The “Desktop” is one such app sidebar item. The “Live Tile” Internet Explorer 11 is another. With one flick of a finger I’m on a browser, with another flick I’m back to Desktop. The “Live Tile” version of IE11 is, in my humble opinion, the greatest browser ever made. No tool bars, or link bars, or search bars, or favorites, just nothing but web page filling the whole screen. If you need the IE bars, just touch the bottom of the page and slide up (or right click on your mouse), then slide back down. Left swipe brings back the desktop again, easy peasy.
There are four basic gestures and they all start by touching an edge and sliding towards the center. As pointed out, left edge slide right will switch from program to program. Variations on this gesture will put two programs side by side, or a list of programs running in the background. The keyboard equivalent is “alt tab”.
The right edge slide left brings up what Microsoft calls the “Charms” menu. This is basically the stuff that used to be in the start menu, like “Programs”, “Settings”, “Run/Search”, etc. The keyboard equivalent is pushing the windows key.
The bottom edge slide up brings up the options of the current program you are running. This varies from program to program. The options of the “Live Tile” version of IE11 is where you can find the address/search bar, favorites, tabs, history, and status, thus eliminating the need for that stuff to clutter your browsing window which now takes up the entire screen. That’s why I like it, completely clutter free browsing (not counting the ads). On a keyboard hold the windows key and press Z, or if you have a mouse, right click.
The top edge slide down is how you close a program. That is why there is no need for a “red X” any more. The left slide right gesture is a very cool way to switch from program to program, but it is easy to end up with a lot of programs open that you have to flip through before you reach the program you wanted.
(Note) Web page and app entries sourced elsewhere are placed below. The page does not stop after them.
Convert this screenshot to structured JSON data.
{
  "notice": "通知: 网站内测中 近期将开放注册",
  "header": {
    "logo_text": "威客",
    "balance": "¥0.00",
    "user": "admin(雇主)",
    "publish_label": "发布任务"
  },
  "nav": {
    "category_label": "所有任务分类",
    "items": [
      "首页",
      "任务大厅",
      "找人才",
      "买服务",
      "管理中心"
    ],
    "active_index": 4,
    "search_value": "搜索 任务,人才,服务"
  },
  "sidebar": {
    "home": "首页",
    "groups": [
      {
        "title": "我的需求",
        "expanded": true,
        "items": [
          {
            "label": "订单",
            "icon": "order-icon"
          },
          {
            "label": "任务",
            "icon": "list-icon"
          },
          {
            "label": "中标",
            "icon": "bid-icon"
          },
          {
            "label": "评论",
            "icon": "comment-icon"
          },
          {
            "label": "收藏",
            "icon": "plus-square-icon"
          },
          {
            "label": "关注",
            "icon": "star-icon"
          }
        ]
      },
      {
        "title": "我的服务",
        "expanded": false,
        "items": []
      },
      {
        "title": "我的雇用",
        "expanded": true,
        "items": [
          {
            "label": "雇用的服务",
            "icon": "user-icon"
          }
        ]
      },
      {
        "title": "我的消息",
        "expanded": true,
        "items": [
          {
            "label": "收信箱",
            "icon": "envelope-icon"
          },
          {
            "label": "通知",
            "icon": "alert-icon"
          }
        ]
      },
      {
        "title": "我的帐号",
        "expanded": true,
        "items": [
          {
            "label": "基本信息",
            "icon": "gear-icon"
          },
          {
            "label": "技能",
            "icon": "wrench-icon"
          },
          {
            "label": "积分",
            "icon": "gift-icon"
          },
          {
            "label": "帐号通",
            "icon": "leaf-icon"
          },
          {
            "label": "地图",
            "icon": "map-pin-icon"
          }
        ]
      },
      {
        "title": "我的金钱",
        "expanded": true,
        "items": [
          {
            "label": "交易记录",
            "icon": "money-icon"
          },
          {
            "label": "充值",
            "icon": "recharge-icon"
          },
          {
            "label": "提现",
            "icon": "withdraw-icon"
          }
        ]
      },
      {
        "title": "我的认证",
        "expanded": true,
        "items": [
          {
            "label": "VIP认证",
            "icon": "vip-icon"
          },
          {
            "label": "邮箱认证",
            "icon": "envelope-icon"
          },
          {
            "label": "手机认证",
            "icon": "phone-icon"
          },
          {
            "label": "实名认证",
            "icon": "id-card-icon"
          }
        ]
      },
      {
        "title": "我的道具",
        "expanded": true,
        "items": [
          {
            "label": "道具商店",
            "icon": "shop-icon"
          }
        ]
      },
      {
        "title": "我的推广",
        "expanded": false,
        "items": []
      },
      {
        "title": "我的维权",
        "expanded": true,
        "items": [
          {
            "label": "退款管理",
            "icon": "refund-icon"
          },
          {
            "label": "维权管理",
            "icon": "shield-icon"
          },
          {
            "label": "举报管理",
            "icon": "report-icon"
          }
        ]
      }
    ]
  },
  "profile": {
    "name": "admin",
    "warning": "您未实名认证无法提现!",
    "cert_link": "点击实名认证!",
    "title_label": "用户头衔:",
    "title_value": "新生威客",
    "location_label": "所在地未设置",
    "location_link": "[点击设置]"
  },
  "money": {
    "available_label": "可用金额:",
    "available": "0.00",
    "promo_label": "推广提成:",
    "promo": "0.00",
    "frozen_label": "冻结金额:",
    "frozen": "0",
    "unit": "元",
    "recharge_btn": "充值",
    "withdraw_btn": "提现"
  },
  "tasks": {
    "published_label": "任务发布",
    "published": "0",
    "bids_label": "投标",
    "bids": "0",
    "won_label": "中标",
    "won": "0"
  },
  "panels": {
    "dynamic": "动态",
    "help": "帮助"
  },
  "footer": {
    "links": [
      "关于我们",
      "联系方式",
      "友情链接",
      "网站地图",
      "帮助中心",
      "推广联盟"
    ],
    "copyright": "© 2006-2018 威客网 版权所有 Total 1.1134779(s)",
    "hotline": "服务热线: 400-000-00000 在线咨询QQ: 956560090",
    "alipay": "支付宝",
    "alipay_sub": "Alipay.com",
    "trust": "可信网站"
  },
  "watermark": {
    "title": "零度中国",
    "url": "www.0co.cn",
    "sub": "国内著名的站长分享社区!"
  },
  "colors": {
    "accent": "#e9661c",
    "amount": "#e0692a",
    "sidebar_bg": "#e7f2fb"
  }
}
Top edge slide down is how you get rid of those extra programs. Alt+F4 on the keyboard still works, too.
Pro Tip #3: Invest in a bluetooth keyboard and mouse, or at least a stylus pen. The biggest drawback of a windows 8.1 tablet is the small screen, with small lettering, and the need to occasionally select stuff with fat fingers. While you can do an awful lot with fingers and the onscreen keyboard, “House cleaning chores” such as transferring selected files and organizing them into folders are a lot easier with a keyboard and mouse.
Note: A bluetooth keyboard is a bluetooth keyboard. I have one designed for Android that I also use on my PS3, my Apple TV, and now my Windows Tablet. Apple keyboards work too as they also use bluetooth. A “Wireless” mouse is not the same as a Bluetooth mouse, the former will not work on a tablet as they require a special USB dongle, so be careful what you get.
There are other ways to deal with the smallness of stuff, like set your folders to default to “Extra large icons” whenever a new folder is opened. I also have extra large icons set on the desktop screen too. I wish the taskbar had an option for large icons. Add that to the list of things Microsoft needs to do to improve Windows 8.1.